IAR’s Orangutan Rescue and Rehabilitation Centre is the first facility in Asia to be accredited by the Global Federation of Animal Sanctuaries (GFAS)
The Global Federation of Animal Sanctuaries (GFAS), the only globally recognised organisation providing standards for identifying legitimate animal sanctuaries and rescue/rehabilitation centres, has announced that IAR’s Orangutan Rescue and Rehabilitation Centre in Indonesia has achieved GFAS Accreditation as of 17 January 2014. The centre has become the first GFAS accredited facility in Asia.

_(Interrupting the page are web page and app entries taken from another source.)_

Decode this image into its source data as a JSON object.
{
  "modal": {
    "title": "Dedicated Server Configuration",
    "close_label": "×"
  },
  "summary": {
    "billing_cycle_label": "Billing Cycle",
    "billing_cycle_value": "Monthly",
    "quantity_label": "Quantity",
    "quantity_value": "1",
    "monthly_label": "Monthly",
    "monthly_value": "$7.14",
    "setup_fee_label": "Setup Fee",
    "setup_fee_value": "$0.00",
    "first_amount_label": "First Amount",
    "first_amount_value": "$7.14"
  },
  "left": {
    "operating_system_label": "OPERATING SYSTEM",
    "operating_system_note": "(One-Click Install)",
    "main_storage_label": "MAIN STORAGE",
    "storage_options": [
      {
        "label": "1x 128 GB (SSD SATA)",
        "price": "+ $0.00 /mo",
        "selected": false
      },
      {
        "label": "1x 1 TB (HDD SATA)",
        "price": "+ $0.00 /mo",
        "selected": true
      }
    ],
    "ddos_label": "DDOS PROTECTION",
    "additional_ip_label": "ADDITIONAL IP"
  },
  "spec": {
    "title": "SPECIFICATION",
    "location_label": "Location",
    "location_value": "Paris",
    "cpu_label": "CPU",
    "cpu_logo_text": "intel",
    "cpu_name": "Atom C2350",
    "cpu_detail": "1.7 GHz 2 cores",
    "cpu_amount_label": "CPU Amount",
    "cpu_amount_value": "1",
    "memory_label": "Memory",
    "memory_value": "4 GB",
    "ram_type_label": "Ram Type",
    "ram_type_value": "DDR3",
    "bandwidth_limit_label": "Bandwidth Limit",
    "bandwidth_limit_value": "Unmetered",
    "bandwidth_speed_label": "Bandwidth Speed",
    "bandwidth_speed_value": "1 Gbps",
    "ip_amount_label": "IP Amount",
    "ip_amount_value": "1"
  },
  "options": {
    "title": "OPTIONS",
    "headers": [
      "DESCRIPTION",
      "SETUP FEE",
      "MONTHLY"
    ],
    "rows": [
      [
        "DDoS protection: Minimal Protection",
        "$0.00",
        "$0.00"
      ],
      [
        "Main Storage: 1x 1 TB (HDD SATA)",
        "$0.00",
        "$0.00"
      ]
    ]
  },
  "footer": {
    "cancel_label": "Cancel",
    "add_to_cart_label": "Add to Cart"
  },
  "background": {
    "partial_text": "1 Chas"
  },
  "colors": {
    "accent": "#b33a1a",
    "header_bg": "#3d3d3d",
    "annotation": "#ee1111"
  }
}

Accreditation means that the centre meets the comprehensive and rigorous definition of a true sanctuary/rehabilitation centre and is providing humane and responsible care to the orangutans, and that it meets rigorous and peer-reviewed standards for governance, operations, administration and veterinary care established by GFAS. The accreditation status also provides a clear and trusted means for the public, donors, and government agencies to recognise IAR’s Orangutan Rescue and Rehabilitation Centre as an exceptional facility.

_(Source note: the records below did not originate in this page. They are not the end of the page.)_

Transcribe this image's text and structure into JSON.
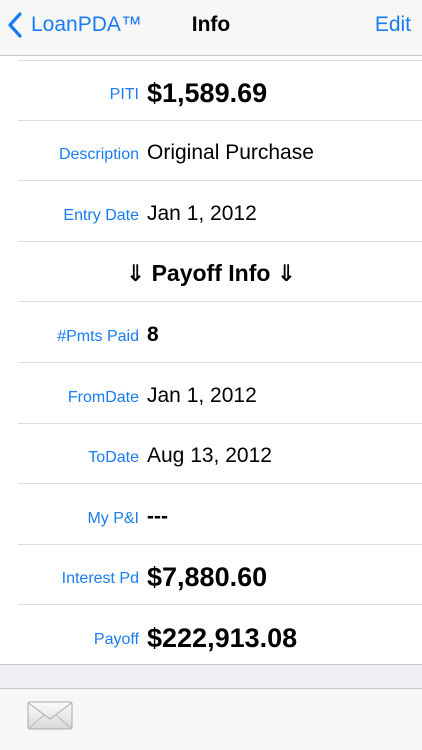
{
  "nav": {
    "back_label": "LoanPDA™",
    "title": "Info",
    "edit_label": "Edit"
  },
  "rows": [
    {
      "label": "PITI",
      "value": "$1,589.69"
    },
    {
      "label": "Description",
      "value": "Original Purchase"
    },
    {
      "label": "Entry Date",
      "value": "Jan 1, 2012"
    },
    {
      "header": "⇓ Payoff Info ⇓"
    },
    {
      "label": "#Pmts Paid",
      "value": "8"
    },
    {
      "label": "FromDate",
      "value": "Jan 1, 2012"
    },
    {
      "label": "ToDate",
      "value": "Aug 13, 2012"
    },
    {
      "label": "My P&I",
      "value": "---"
    },
    {
      "label": "Interest Pd",
      "value": "$7,880.60"
    },
    {
      "label": "Payoff",
      "value": "$222,913.08"
    }
  ],
  "toolbar": {
    "mail_icon": "mail-envelope-icon"
  },
  "colors": {
    "accent": "#1a7cf5",
    "background": "#efeff4",
    "row_background": "#ffffff"
  }
}
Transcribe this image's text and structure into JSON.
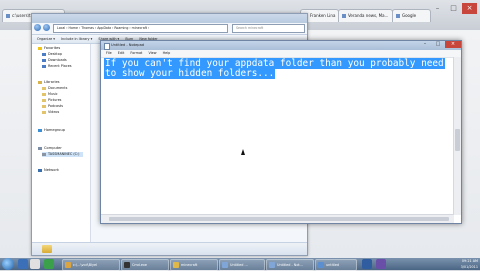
{
  "browser": {
    "tabs": [
      {
        "label": "c:\\users\\thy"
      },
      {
        "label": ""
      },
      {
        "label": ""
      },
      {
        "label": "Franken Lina"
      },
      {
        "label": "Veranda news, Ma..."
      },
      {
        "label": "Google"
      }
    ]
  },
  "explorer": {
    "address": "Local › Home › Thomas › AppData › Roaming › minecraft ›",
    "search_placeholder": "Search minecraft",
    "toolbar": [
      "Organize ▾",
      "Include in library ▾",
      "Share with ▾",
      "Burn",
      "New folder"
    ],
    "nav": {
      "favorites_header": "Favorites",
      "favorites": [
        "Desktop",
        "Downloads",
        "Recent Places"
      ],
      "libraries_header": "Libraries",
      "libraries": [
        "Documents",
        "Music",
        "Pictures",
        "Podcasts",
        "Videos"
      ],
      "homegroup": "Homegroup",
      "computer_header": "Computer",
      "drive": "TASSMANINEC (C:)",
      "network": "Network"
    },
    "status_item": "Computer"
  },
  "notepad": {
    "title": "Untitled - Notepad",
    "menu": [
      "File",
      "Edit",
      "Format",
      "View",
      "Help"
    ],
    "text_line1": "If you can't find your appdata folder than you probably need",
    "text_line2": "to show your hidden folders..."
  },
  "taskbar": {
    "items": [
      {
        "label": "c:\\...\\vcd\\Blyel",
        "color": "#d9a441"
      },
      {
        "label": "Cmd.exe",
        "color": "#333333"
      },
      {
        "label": "minecraft",
        "color": "#e0b84a"
      },
      {
        "label": "Untitled ...",
        "color": "#7fa6d6"
      },
      {
        "label": "Untitled - Not...",
        "color": "#7fa6d6"
      },
      {
        "label": "untitled",
        "color": "#5b8fd0"
      }
    ],
    "time": "09:21 AM",
    "date": "3/01/2011"
  },
  "icons": {
    "start": "windows-start-icon",
    "nav_back": "back-arrow-icon",
    "nav_forward": "forward-arrow-icon"
  }
}
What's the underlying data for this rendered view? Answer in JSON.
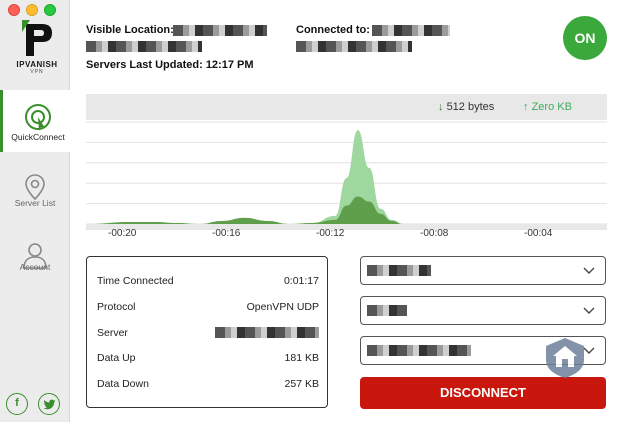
{
  "header": {
    "visible_location_label": "Visible Location:",
    "connected_to_label": "Connected to:",
    "servers_updated": "Servers Last Updated: 12:17 PM"
  },
  "status_button": {
    "label": "ON",
    "color": "#3aa83a"
  },
  "brand": {
    "name": "IPVANISH",
    "sub": "VPN"
  },
  "sidebar": {
    "items": [
      {
        "label": "QuickConnect",
        "icon": "quickconnect-icon",
        "active": true
      },
      {
        "label": "Server List",
        "icon": "location-pin-icon",
        "active": false
      },
      {
        "label": "Account",
        "icon": "user-icon",
        "active": false
      }
    ],
    "social": [
      {
        "label": "f",
        "icon": "facebook-icon"
      },
      {
        "label": "t",
        "icon": "twitter-icon"
      }
    ]
  },
  "traffic": {
    "download": "512 bytes",
    "upload": "Zero KB"
  },
  "chart_data": {
    "type": "area",
    "x_ticks": [
      "-00:20",
      "-00:16",
      "-00:12",
      "-00:08",
      "-00:04"
    ],
    "series": [
      {
        "color": "#9fd89f",
        "x": [
          -23,
          -21,
          -20,
          -19,
          -18,
          -17,
          -16,
          -15,
          -14,
          -13,
          -12,
          -11.5,
          -11,
          -10.5,
          -10,
          -9.5,
          -9,
          -8,
          -6,
          -2,
          0
        ],
        "values": [
          0,
          0,
          0.02,
          0.01,
          0,
          0.02,
          0.06,
          0.03,
          0,
          0.01,
          0.08,
          0.45,
          0.92,
          0.55,
          0.15,
          0.04,
          0,
          0,
          0,
          0,
          0
        ]
      },
      {
        "color": "#5f9e4a",
        "x": [
          -23,
          -21,
          -20,
          -19,
          -18,
          -17,
          -16,
          -15,
          -14,
          -13,
          -12,
          -11.5,
          -11,
          -10.5,
          -10,
          -9.5,
          -9,
          -8,
          -6,
          -2,
          0
        ],
        "values": [
          0,
          0.02,
          0.02,
          0.01,
          0,
          0.03,
          0.06,
          0.03,
          0,
          0.01,
          0.04,
          0.18,
          0.27,
          0.22,
          0.1,
          0.03,
          0,
          0,
          0,
          0,
          0
        ]
      }
    ],
    "xlim": [
      -23,
      0
    ],
    "ylim": [
      0,
      1
    ],
    "grid": true
  },
  "connection": {
    "rows": [
      {
        "key": "Time Connected",
        "value": "0:01:17",
        "name": "time-connected"
      },
      {
        "key": "Protocol",
        "value": "OpenVPN UDP",
        "name": "protocol"
      },
      {
        "key": "Server",
        "value": "",
        "name": "server"
      },
      {
        "key": "Data Up",
        "value": "181 KB",
        "name": "data-up"
      },
      {
        "key": "Data Down",
        "value": "257 KB",
        "name": "data-down"
      }
    ]
  },
  "disconnect": {
    "label": "DISCONNECT",
    "color": "#c9170e"
  }
}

“IAR’s centre not only has excellent and detailed care protocols but also has a solid operational foundation in place to support its growth and long-term sustainability,” says Jackie Bennett, GFAS’ Deputy Director of Great Apes and Regional Accreditation. “We also commend IAR for the development of its education and outreach programmes and its commitment to mitigating human-orangutan conflict and engaging local communities in its orangutan conservation efforts.”
“We’re all delighted at the news of this accreditation,” says Alan Knight, IAR Chief Executive. “It bears testimony to the total commitment of our team in Indonesia and is an endorsement of the high standards they maintain in every area of their work. The fact that our centre is currently the only facility in Asia to have received the accreditation makes it an even more remarkable achievement. I couldn’t be more proud!”
Karmele Llano Sanchez, Programme Director of Yayasan IAR Indonesia adds: “Without exception, every member of our team has played a part in helping us achieve this valuable accreditation. In every aspect of our work we try always to pay close attention to detail in order to provide the best care for the orangutans in our centre and give them the best chance of survival once they are returned to the wild. I’m pleased to see that GFAS has acknowledged our holistic approach to the problem and recognised our efforts to tackle it on every level, from hands-on rescue of individual animals through to long-term education and engagement of local communities in orangutan conservation.” Karmele, who is one of the founders of the organization, adds: "We are also conscious of the need to continue making improvements and we’re pleased that GFAS will be able to help us with this process".